* Task directions:
An exact copy of all entries is the expected answer.
——
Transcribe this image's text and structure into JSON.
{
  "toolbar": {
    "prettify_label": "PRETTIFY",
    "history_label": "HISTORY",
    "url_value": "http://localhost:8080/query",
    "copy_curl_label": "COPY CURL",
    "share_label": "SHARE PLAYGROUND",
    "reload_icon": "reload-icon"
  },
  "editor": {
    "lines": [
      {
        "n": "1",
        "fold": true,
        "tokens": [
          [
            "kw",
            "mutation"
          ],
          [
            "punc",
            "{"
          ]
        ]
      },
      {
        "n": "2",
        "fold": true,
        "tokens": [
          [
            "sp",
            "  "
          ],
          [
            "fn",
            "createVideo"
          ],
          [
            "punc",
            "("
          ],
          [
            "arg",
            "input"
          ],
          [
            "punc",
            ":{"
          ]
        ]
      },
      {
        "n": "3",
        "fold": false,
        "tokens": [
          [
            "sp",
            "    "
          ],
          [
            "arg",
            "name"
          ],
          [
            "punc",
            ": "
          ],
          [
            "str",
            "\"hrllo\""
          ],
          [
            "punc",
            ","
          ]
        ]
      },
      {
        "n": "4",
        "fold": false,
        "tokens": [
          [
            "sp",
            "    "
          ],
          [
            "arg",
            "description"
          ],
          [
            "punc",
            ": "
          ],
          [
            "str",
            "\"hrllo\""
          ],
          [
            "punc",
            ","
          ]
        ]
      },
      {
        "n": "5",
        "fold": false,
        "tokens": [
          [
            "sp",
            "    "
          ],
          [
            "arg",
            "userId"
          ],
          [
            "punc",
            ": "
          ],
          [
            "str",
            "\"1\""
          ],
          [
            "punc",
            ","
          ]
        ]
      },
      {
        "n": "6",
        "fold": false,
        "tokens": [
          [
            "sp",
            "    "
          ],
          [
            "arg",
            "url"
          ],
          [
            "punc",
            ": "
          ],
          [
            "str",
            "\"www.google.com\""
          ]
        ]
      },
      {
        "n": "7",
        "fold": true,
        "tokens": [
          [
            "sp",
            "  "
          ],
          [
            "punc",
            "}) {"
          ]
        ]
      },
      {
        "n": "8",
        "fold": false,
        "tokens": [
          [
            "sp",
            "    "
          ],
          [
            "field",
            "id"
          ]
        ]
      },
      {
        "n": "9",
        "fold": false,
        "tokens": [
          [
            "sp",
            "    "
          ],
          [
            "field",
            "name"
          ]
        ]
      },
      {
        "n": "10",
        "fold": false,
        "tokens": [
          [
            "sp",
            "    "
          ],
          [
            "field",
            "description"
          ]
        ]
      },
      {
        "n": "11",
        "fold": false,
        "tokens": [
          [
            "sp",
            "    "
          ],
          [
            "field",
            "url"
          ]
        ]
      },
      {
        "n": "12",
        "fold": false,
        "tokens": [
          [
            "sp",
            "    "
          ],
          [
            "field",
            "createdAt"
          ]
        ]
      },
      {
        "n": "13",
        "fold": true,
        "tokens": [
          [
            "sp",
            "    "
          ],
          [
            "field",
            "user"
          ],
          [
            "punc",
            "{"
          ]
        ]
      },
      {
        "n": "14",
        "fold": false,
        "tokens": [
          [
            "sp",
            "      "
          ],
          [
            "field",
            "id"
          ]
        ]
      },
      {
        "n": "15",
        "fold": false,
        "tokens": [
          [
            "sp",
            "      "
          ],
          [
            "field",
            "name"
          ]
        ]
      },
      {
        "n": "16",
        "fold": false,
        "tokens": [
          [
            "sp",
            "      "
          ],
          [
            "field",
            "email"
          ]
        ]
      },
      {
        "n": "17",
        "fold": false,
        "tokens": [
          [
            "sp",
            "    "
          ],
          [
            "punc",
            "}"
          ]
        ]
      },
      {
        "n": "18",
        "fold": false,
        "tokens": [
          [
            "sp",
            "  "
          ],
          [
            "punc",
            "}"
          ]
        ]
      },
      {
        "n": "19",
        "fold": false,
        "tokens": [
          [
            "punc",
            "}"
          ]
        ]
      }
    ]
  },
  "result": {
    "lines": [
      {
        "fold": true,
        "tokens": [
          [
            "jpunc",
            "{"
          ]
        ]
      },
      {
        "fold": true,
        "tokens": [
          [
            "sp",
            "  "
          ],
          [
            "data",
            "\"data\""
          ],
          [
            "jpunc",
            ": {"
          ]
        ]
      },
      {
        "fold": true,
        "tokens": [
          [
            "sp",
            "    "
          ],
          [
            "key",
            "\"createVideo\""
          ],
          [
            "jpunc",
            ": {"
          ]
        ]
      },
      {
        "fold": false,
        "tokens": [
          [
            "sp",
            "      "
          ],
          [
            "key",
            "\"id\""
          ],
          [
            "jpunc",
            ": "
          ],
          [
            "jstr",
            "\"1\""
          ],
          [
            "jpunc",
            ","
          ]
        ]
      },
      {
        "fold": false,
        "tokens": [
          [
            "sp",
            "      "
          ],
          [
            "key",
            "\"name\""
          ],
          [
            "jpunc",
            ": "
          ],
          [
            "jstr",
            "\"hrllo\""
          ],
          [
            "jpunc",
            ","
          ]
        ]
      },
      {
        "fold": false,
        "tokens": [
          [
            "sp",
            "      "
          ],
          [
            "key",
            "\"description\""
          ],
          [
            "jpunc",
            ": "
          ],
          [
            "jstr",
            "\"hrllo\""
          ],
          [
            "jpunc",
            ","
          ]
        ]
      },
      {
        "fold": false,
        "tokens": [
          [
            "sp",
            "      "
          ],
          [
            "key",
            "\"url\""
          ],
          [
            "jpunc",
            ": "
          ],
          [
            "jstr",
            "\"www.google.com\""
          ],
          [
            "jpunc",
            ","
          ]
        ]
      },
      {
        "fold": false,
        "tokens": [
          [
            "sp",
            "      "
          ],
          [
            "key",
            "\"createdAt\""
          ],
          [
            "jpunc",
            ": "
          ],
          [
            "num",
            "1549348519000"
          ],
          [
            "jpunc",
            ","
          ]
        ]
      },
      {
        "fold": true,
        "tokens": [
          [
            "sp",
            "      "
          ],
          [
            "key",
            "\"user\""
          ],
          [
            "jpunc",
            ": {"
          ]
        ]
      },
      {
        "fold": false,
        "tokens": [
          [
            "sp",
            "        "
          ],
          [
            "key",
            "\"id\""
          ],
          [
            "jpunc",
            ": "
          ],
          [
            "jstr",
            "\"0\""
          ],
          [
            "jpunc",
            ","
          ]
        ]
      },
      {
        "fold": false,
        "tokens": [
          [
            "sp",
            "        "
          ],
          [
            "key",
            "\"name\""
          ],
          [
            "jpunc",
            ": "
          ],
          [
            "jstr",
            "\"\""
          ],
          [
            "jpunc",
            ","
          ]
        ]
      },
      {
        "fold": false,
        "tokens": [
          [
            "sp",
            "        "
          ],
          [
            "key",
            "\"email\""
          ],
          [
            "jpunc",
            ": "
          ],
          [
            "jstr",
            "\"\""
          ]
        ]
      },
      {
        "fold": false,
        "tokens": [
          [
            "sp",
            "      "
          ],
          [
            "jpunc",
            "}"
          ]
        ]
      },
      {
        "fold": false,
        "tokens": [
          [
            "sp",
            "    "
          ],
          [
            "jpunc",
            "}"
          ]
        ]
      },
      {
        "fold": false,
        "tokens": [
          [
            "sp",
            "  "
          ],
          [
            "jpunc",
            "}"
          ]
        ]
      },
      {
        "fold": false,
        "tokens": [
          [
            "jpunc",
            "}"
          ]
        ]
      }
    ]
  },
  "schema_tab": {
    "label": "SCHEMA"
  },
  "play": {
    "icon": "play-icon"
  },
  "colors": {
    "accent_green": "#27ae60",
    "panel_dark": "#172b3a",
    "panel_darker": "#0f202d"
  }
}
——
* Task answer:
Transcribe this image's text and structure into JSON.
{
  "toolbar": {
    "prettify_label": "PRETTIFY",
    "history_label": "HISTORY",
    "url_value": "http://localhost:8080/query",
    "copy_curl_label": "COPY CURL",
    "share_label": "SHARE PLAYGROUND",
    "reload_icon": "reload-icon"
  },
  "editor": {
    "lines": [
      {
        "n": "1",
        "fold": true,
        "tokens": [
          [
            "kw",
            "mutation"
          ],
          [
            "punc",
            "{"
          ]
        ]
      },
      {
        "n": "2",
        "fold": true,
        "tokens": [
          [
            "sp",
            "  "
          ],
          [
            "fn",
            "createVideo"
          ],
          [
            "punc",
            "("
          ],
          [
            "arg",
            "input"
          ],
          [
            "punc",
            ":{"
          ]
        ]
      },
      {
        "n": "3",
        "fold": false,
        "tokens": [
          [
            "sp",
            "    "
          ],
          [
            "arg",
            "name"
          ],
          [
            "punc",
            ": "
          ],
          [
            "str",
            "\"hrllo\""
          ],
          [
            "punc",
            ","
          ]
        ]
      },
      {
        "n": "4",
        "fold": false,
        "tokens": [
          [
            "sp",
            "    "
          ],
          [
            "arg",
            "description"
          ],
          [
            "punc",
            ": "
          ],
          [
            "str",
            "\"hrllo\""
          ],
          [
            "punc",
            ","
          ]
        ]
      },
      {
        "n": "5",
        "fold": false,
        "tokens": [
          [
            "sp",
            "    "
          ],
          [
            "arg",
            "userId"
          ],
          [
            "punc",
            ": "
          ],
          [
            "str",
            "\"1\""
          ],
          [
            "punc",
            ","
          ]
        ]
      },
      {
        "n": "6",
        "fold": false,
        "tokens": [
          [
            "sp",
            "    "
          ],
          [
            "arg",
            "url"
          ],
          [
            "punc",
            ": "
          ],
          [
            "str",
            "\"www.google.com\""
          ]
        ]
      },
      {
        "n": "7",
        "fold": true,
        "tokens": [
          [
            "sp",
            "  "
          ],
          [
            "punc",
            "}) {"
          ]
        ]
      },
      {
        "n": "8",
        "fold": false,
        "tokens": [
          [
            "sp",
            "    "
          ],
          [
            "field",
            "id"
          ]
        ]
      },
      {
        "n": "9",
        "fold": false,
        "tokens": [
          [
            "sp",
            "    "
          ],
          [
            "field",
            "name"
          ]
        ]
      },
      {
        "n": "10",
        "fold": false,
        "tokens": [
          [
            "sp",
            "    "
          ],
          [
            "field",
            "description"
          ]
        ]
      },
      {
        "n": "11",
        "fold": false,
        "tokens": [
          [
            "sp",
            "    "
          ],
          [
            "field",
            "url"
          ]
        ]
      },
      {
        "n": "12",
        "fold": false,
        "tokens": [
          [
            "sp",
            "    "
          ],
          [
            "field",
            "createdAt"
          ]
        ]
      },
      {
        "n": "13",
        "fold": true,
        "tokens": [
          [
            "sp",
            "    "
          ],
          [
            "field",
            "user"
          ],
          [
            "punc",
            "{"
          ]
        ]
      },
      {
        "n": "14",
        "fold": false,
        "tokens": [
          [
            "sp",
            "      "
          ],
          [
            "field",
            "id"
          ]
        ]
      },
      {
        "n": "15",
        "fold": false,
        "tokens": [
          [
            "sp",
            "      "
          ],
          [
            "field",
            "name"
          ]
        ]
      },
      {
        "n": "16",
        "fold": false,
        "tokens": [
          [
            "sp",
            "      "
          ],
          [
            "field",
            "email"
          ]
        ]
      },
      {
        "n": "17",
        "fold": false,
        "tokens": [
          [
            "sp",
            "    "
          ],
          [
            "punc",
            "}"
          ]
        ]
      },
      {
        "n": "18",
        "fold": false,
        "tokens": [
          [
            "sp",
            "  "
          ],
          [
            "punc",
            "}"
          ]
        ]
      },
      {
        "n": "19",
        "fold": false,
        "tokens": [
          [
            "punc",
            "}"
          ]
        ]
      }
    ]
  },
  "result": {
    "lines": [
      {
        "fold": true,
        "tokens": [
          [
            "jpunc",
            "{"
          ]
        ]
      },
      {
        "fold": true,
        "tokens": [
          [
            "sp",
            "  "
          ],
          [
            "data",
            "\"data\""
          ],
          [
            "jpunc",
            ": {"
          ]
        ]
      },
      {
        "fold": true,
        "tokens": [
          [
            "sp",
            "    "
          ],
          [
            "key",
            "\"createVideo\""
          ],
          [
            "jpunc",
            ": {"
          ]
        ]
      },
      {
        "fold": false,
        "tokens": [
          [
            "sp",
            "      "
          ],
          [
            "key",
            "\"id\""
          ],
          [
            "jpunc",
            ": "
          ],
          [
            "jstr",
            "\"1\""
          ],
          [
            "jpunc",
            ","
          ]
        ]
      },
      {
        "fold": false,
        "tokens": [
          [
            "sp",
            "      "
          ],
          [
            "key",
            "\"name\""
          ],
          [
            "jpunc",
            ": "
          ],
          [
            "jstr",
            "\"hrllo\""
          ],
          [
            "jpunc",
            ","
          ]
        ]
      },
      {
        "fold": false,
        "tokens": [
          [
            "sp",
            "      "
          ],
          [
            "key",
            "\"description\""
          ],
          [
            "jpunc",
            ": "
          ],
          [
            "jstr",
            "\"hrllo\""
          ],
          [
            "jpunc",
            ","
          ]
        ]
      },
      {
        "fold": false,
        "tokens": [
          [
            "sp",
            "      "
          ],
          [
            "key",
            "\"url\""
          ],
          [
            "jpunc",
            ": "
          ],
          [
            "jstr",
            "\"www.google.com\""
          ],
          [
            "jpunc",
            ","
          ]
        ]
      },
      {
        "fold": false,
        "tokens": [
          [
            "sp",
            "      "
          ],
          [
            "key",
            "\"createdAt\""
          ],
          [
            "jpunc",
            ": "
          ],
          [
            "num",
            "1549348519000"
          ],
          [
            "jpunc",
            ","
          ]
        ]
      },
      {
        "fold": true,
        "tokens": [
          [
            "sp",
            "      "
          ],
          [
            "key",
            "\"user\""
          ],
          [
            "jpunc",
            ": {"
          ]
        ]
      },
      {
        "fold": false,
        "tokens": [
          [
            "sp",
            "        "
          ],
          [
            "key",
            "\"id\""
          ],
          [
            "jpunc",
            ": "
          ],
          [
            "jstr",
            "\"0\""
          ],
          [
            "jpunc",
            ","
          ]
        ]
      },
      {
        "fold": false,
        "tokens": [
          [
            "sp",
            "        "
          ],
          [
            "key",
            "\"name\""
          ],
          [
            "jpunc",
            ": "
          ],
          [
            "jstr",
            "\"\""
          ],
          [
            "jpunc",
            ","
          ]
        ]
      },
      {
        "fold": false,
        "tokens": [
          [
            "sp",
            "        "
          ],
          [
            "key",
            "\"email\""
          ],
          [
            "jpunc",
            ": "
          ],
          [
            "jstr",
            "\"\""
          ]
        ]
      },
      {
        "fold": false,
        "tokens": [
          [
            "sp",
            "      "
          ],
          [
            "jpunc",
            "}"
          ]
        ]
      },
      {
        "fold": false,
        "tokens": [
          [
            "sp",
            "    "
          ],
          [
            "jpunc",
            "}"
          ]
        ]
      },
      {
        "fold": false,
        "tokens": [
          [
            "sp",
            "  "
          ],
          [
            "jpunc",
            "}"
          ]
        ]
      },
      {
        "fold": false,
        "tokens": [
          [
            "jpunc",
            "}"
          ]
        ]
      }
    ]
  },
  "schema_tab": {
    "label": "SCHEMA"
  },
  "play": {
    "icon": "play-icon"
  },
  "colors": {
    "accent_green": "#27ae60",
    "panel_dark": "#172b3a",
    "panel_darker": "#0f202d"
  }
}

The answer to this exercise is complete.